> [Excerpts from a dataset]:
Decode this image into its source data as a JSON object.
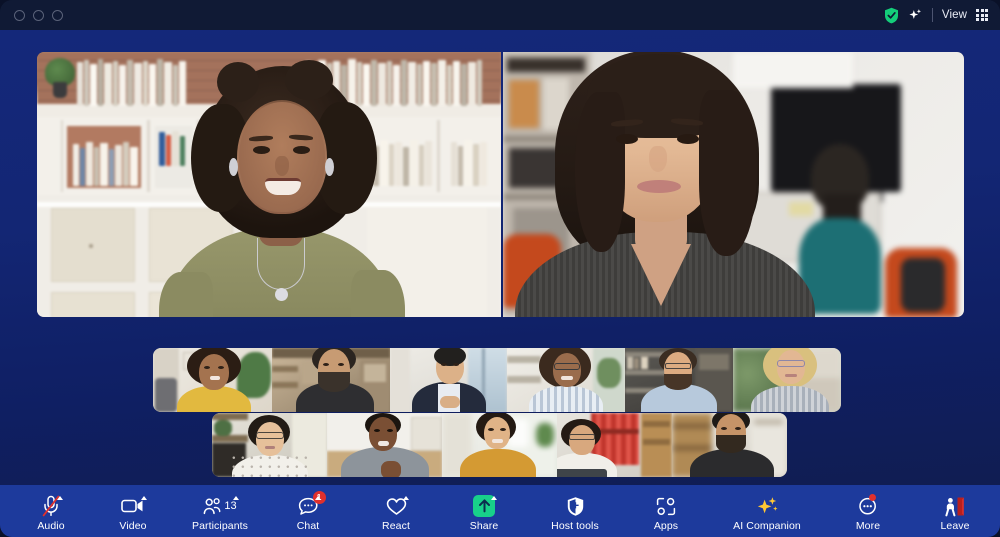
{
  "window": {
    "traffic_lights": [
      "close",
      "minimize",
      "maximize"
    ]
  },
  "titlebar": {
    "encryption_icon": "shield-check-icon",
    "ai_icon": "sparkle-icon",
    "view_label": "View",
    "view_layout_icon": "grid-view-icon"
  },
  "stage": {
    "speakers": [
      {
        "id": "speaker-1",
        "description": "Woman with curly hair in olive t-shirt in front of white bookshelf"
      },
      {
        "id": "speaker-2",
        "description": "Woman with dark bob hair in grey knit top in an office"
      }
    ],
    "filmstrip": {
      "row1": [
        {
          "id": "thumb-1",
          "description": "Woman in yellow top with plants"
        },
        {
          "id": "thumb-2",
          "description": "Bearded man in dark tee in loft kitchen"
        },
        {
          "id": "thumb-3",
          "description": "Man in navy blazer by a window"
        },
        {
          "id": "thumb-4",
          "description": "Woman with glasses and curly hair in striped shirt"
        },
        {
          "id": "thumb-5",
          "description": "Man in light blue shirt with bookshelves"
        },
        {
          "id": "thumb-6",
          "description": "Blonde woman with glasses on a sofa"
        }
      ],
      "row2": [
        {
          "id": "thumb-7",
          "description": "Woman with glasses and white polka top"
        },
        {
          "id": "thumb-8",
          "description": "Man in grey shirt gesturing at a table"
        },
        {
          "id": "thumb-9",
          "description": "Woman in mustard top in a bright kitchen"
        },
        {
          "id": "thumb-10",
          "description": "Woman with glasses at a laptop, red wall"
        },
        {
          "id": "thumb-11",
          "description": "Bearded man in black tee with wood shelving"
        }
      ]
    }
  },
  "toolbar": {
    "left": [
      {
        "id": "audio",
        "label": "Audio",
        "icon": "microphone-muted-icon",
        "muted": true,
        "caret": true
      },
      {
        "id": "video",
        "label": "Video",
        "icon": "video-camera-icon",
        "caret": true
      }
    ],
    "center": [
      {
        "id": "participants",
        "label": "Participants",
        "icon": "participants-icon",
        "count": "13",
        "caret": true
      },
      {
        "id": "chat",
        "label": "Chat",
        "icon": "chat-bubble-icon",
        "badge": "1",
        "caret": true
      },
      {
        "id": "react",
        "label": "React",
        "icon": "heart-icon",
        "caret": true
      },
      {
        "id": "share",
        "label": "Share",
        "icon": "share-screen-icon",
        "caret": true
      },
      {
        "id": "host-tools",
        "label": "Host tools",
        "icon": "shield-icon"
      },
      {
        "id": "apps",
        "label": "Apps",
        "icon": "apps-icon"
      },
      {
        "id": "ai-companion",
        "label": "AI Companion",
        "icon": "sparkle-icon"
      },
      {
        "id": "more",
        "label": "More",
        "icon": "more-ellipsis-icon",
        "dot": true
      }
    ],
    "right": [
      {
        "id": "leave",
        "label": "Leave",
        "icon": "leave-door-icon"
      }
    ]
  },
  "colors": {
    "titlebar_bg": "#101a35",
    "stage_top": "#14287a",
    "stage_bottom": "#101d52",
    "toolbar_bg": "#1d3a9c",
    "accent_green": "#18d08a",
    "badge_red": "#e0302d",
    "ai_gold": "#ffc733",
    "leave_red": "#e0302d"
  }
}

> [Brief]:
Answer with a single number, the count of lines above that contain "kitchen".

> [The answer]:
2